Salamanders, those awkward river-dwelling amphibians, were common in New York City as recently as 60 years ago. But increasing urbanization has caused their numbers to dwindle, and their genetic diversity has dropped dramatically, too. That is, except for in one area, on a muddy Manhattan hillside that faces the Bronx. A pair of bridges have segmented this habitat. Now, if you analyze the genes in salamanders found on either side of these bridges, you can tell which side they came from. “We built this single piece of infrastructure that has changed their evolutionary history,” said Jason Munshi-South, an environmental science professor at Baruch College, in a 2012 TED Talk.
Diamondback Terrapin (Malaclemys terrapin)
Turtles aren’t hard to find in New York City—there’s the neighborhood Turtle Bay, Central Park has Turtle Pond, sometimes they turn up in our apartments, and of course there are those released pet turtles that became the (fictional) mutants we know and love in the city’s sewers. But to find real-life turtles that are doing real turtle things, look no further than Jamaica Bay. In June and July, female diamondback terrapins lay their eggs on the sandy shores of the bay. If you time it right, you can watch the little terrapins hatch and make their way into the water. The males will never set foot on land again.
Fin whale (Balaenoptera physalus)
In the 1700s, whales were a common sight from New York’s ports and harbors. Then whales were over hunted, and boat traffic increased, and they became less frequent. Now whale populations are bouncing back, and New Yorkers can take whale watching tours that depart from the Rockaways or from New York Harbor to see them up close. Humpback whales are the most common, but if you are patient enough, you could catch a glimpse of the elusive Fin whale, or Finback whale. It’s the second largest whale species on Earth, but they’re endangered and they move fast, so they’re typically only spotted a few times per year. But if you do see one, it’s worth it—as one New York Times writer notes, there’s nothing that quite describes seeing a whale so close to the city.
Little Brown Bat (Myotis lucifugus)
Summer in New York City means hanging out in Central Park, maybe enjoying a free concert or movie. If you pay attention, just as it’s getting dark, you can see something with about a nine-inch wingspan flapping about erratically. Those are probably little brown bats, one of the city’s nine species of bats. What’s surprising is that each little brown bat can eat 1,000 mosquitoes an hour. It’s not an easy time to be a bat—white nose syndrome has wiped out many bat populations across the country. Luckily, it hasn’t yet come to New York City. In fact, some bat-watchers claim that the number of bats in the city’s parks has in fact increased in recent years. That’s a good thing if you don’t like getting bitten by mosquitoes.
Red Fox (Vulpes vulpes)
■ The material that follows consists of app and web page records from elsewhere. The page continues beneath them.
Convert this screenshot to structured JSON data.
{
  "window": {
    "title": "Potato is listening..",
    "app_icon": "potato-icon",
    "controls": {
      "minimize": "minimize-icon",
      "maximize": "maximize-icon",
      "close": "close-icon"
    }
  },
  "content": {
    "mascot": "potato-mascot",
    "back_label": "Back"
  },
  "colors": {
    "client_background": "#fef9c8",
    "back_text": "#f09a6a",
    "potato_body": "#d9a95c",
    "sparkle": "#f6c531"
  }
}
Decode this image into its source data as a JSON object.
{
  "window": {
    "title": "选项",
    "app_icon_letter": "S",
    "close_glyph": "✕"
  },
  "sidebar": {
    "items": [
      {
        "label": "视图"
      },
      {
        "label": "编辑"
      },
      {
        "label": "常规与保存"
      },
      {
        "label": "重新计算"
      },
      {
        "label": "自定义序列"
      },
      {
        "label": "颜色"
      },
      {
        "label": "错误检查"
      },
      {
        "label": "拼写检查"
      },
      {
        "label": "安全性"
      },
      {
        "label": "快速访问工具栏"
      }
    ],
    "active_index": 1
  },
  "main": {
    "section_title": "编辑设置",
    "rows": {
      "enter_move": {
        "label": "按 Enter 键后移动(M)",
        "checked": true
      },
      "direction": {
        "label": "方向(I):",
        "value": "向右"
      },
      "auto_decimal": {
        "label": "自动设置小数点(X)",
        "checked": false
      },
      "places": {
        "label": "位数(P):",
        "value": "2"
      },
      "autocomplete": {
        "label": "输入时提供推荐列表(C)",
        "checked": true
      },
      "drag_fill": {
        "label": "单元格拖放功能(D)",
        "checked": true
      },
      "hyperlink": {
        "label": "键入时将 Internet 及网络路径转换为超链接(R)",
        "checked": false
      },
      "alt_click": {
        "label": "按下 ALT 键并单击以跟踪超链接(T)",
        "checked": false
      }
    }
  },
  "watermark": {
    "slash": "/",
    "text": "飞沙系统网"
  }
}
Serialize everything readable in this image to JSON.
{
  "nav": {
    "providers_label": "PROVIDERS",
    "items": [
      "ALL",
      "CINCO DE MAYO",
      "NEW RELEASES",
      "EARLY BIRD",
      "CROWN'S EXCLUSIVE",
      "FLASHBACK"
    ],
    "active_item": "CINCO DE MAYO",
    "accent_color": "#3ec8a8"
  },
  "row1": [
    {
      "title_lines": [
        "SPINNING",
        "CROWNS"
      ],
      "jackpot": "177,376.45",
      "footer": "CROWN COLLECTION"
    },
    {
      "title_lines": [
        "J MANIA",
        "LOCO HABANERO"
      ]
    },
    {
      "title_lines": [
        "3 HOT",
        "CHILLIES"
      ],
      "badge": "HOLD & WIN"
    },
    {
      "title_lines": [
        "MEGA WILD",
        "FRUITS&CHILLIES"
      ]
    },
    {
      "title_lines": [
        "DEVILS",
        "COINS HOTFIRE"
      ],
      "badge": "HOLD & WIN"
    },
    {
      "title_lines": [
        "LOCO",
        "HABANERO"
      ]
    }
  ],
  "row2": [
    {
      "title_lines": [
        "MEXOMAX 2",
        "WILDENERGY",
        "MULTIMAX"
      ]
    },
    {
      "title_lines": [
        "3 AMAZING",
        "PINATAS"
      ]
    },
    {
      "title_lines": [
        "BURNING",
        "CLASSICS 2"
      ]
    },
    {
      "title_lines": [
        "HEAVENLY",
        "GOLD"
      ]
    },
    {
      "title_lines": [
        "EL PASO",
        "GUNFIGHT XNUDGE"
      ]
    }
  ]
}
These foxes’ distinctive red coat and black paws aren’t uncommon—red foxes are the most widely distributed carnivore in the world, according to the New York State Department of Environmental Conservation. But despite this, they aren’t common to spot in New York City. The red fox is nocturnal—a tough life in the city that never sleeps—and prefer to spend most of their time in the open, which is no easy feat with so many humans around. They can only be found in the most isolated places in the city. One of our editors spotted one in Tompkins Square Park, and a website claims that another was found in the New York Botanical Gardens.